Mill children in Macon, photo by Lewis Wickes Hine, 1909 / Library of Congress, Wikimedia Commons
From the ashes of the American Civil War sprung an economic powerhouse.
Edited by Matthew A. McIntosh / 10.13.2018
The Golden Spike: Does it really symbolize the completion of the transcontinental railroad? / Roadside America
The factories built by the Union to defeat the Confederacy were not shut down at the war’s end. Now that the fighting was done, these factories were converted to peacetime purposes. Although industry had existed prior to the war, agriculture had represented the most significant portion of the American economy.
After the war, beginning with the railroads, small businesses grew larger and larger. By the century’s end, the nation’s economy was dominated by a few, very powerful individuals. In 1850, most Americans worked for themselves. By 1900, most Americans worked for an employer.
The growth was astounding. From the end of Reconstruction in 1877 to the disastrous PANIC OF 1893, the American economy nearly doubled in size. New technologies and new ways of organizing business led a few individuals to the top. The competition was ruthless. Those who could not provide the best product at the cheapest price were simply driven into bankruptcy or were bought up by hungry, successful industrialists.
The cartoon reads “One sees his (Uncle Sam’s) finish unless good government retakes the ship” / Courtesy of Francois Micheloud
The so-called captains of industry became household names: John D. Rockefeller of Standard Oil, Andrew Carnegie of Carnegie Steel, and J. Pierpont Morgan, the powerful banker who controlled a great many industries. Their tactics were not always fair, but there were few laws regulating business conduct at that time.
The “Molly Maguires” were a band of 19th century Irish immigrant laborers who struggled to survive in American industry. They organized labor unions and were not averse to violence, as this “coffin notice,” delivered to three bosses, suggests.
Nevertheless, the American economy grew and grew. By 1914, the small nation once seen as a playground for European empires had now surpassed them all. The United States had become the largest industrial nation in the world.
However, the prosperity of America did not reach everyone. Amid the fabulous wealth of the new economic elite was tremendous poverty. How did some manage to be so successful while others struggled to put food on the table? Americans wrestled with this great question as new attitudes toward wealth began to emerge.
What role did the government play in this trend? Basically, it was pro-business. Congress, the Presidents, and the Courts looked favorably on this new growth. But leadership was generally lacking on the political level. CORRUPTION spread like a plague through the city, state, and national governments. Greedy legislators and “forgettable” Presidents dominated the political scene.

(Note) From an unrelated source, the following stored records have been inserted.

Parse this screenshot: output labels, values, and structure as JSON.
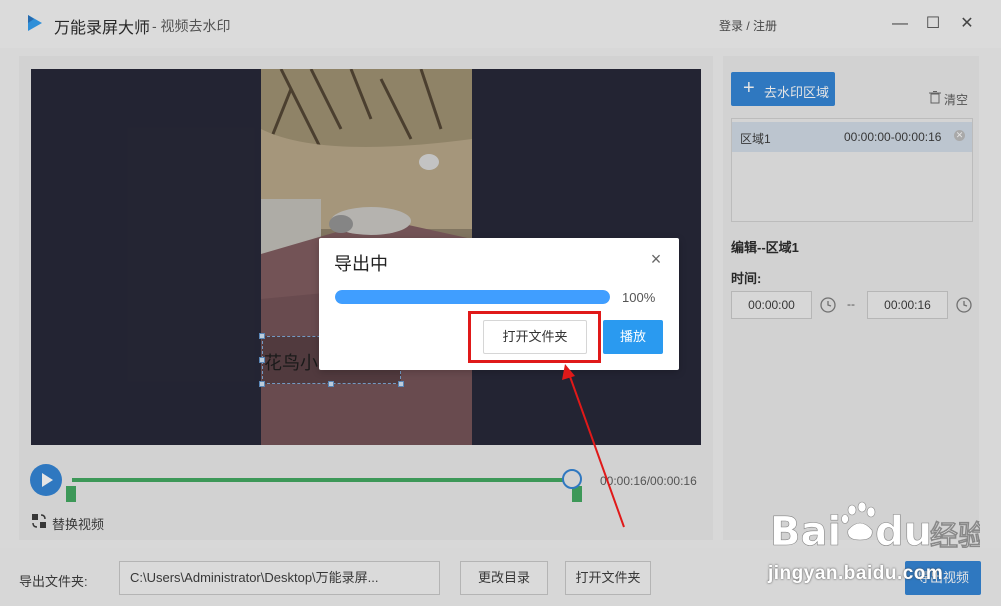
{
  "app": {
    "title": "万能录屏大师",
    "subtitle": "- 视频去水印",
    "login": "登录 / 注册",
    "window_controls": {
      "minimize": "—",
      "maximize": "☐",
      "close": "✕"
    }
  },
  "editor": {
    "watermark_text": "花鸟小",
    "time_readout": "00:00:16/00:00:16",
    "replace_video": "替换视频"
  },
  "sidebar": {
    "add_region": "去水印区域",
    "add_region_icon": "plus-icon",
    "clear": "清空",
    "regions": [
      {
        "name": "区域1",
        "time": "00:00:00-00:00:16"
      }
    ],
    "edit_title": "编辑--区域1",
    "time_label": "时间:",
    "start_time": "00:00:00",
    "end_time": "00:00:16",
    "separator": "--"
  },
  "footer": {
    "output_label": "导出文件夹:",
    "output_path": "C:\\Users\\Administrator\\Desktop\\万能录屏...",
    "change_dir": "更改目录",
    "open_folder": "打开文件夹",
    "export": "导出视频"
  },
  "dialog": {
    "title": "导出中",
    "close": "×",
    "progress": 100,
    "progress_text": "100%",
    "open_folder": "打开文件夹",
    "play": "播放"
  },
  "watermark": {
    "logo_text": "Bai",
    "logo_text2": "du",
    "logo_cn": "经验",
    "url": "jingyan.baidu.com"
  },
  "colors": {
    "accent": "#2a7fd4",
    "progress": "#409eff",
    "highlight": "#e01919",
    "timeline": "#3aa55a"
  }
}
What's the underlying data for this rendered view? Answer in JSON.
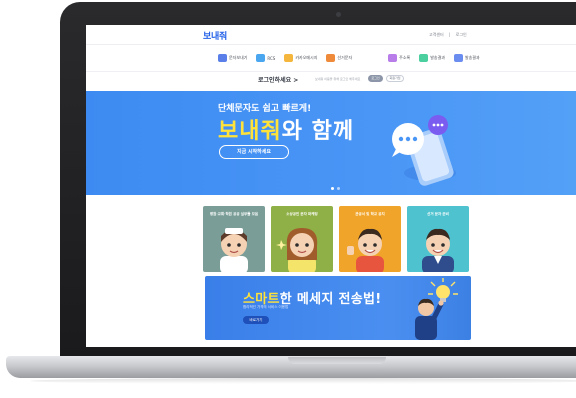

True leadership, for better or for worse, resided among the magnates who dominated the Gilded Age.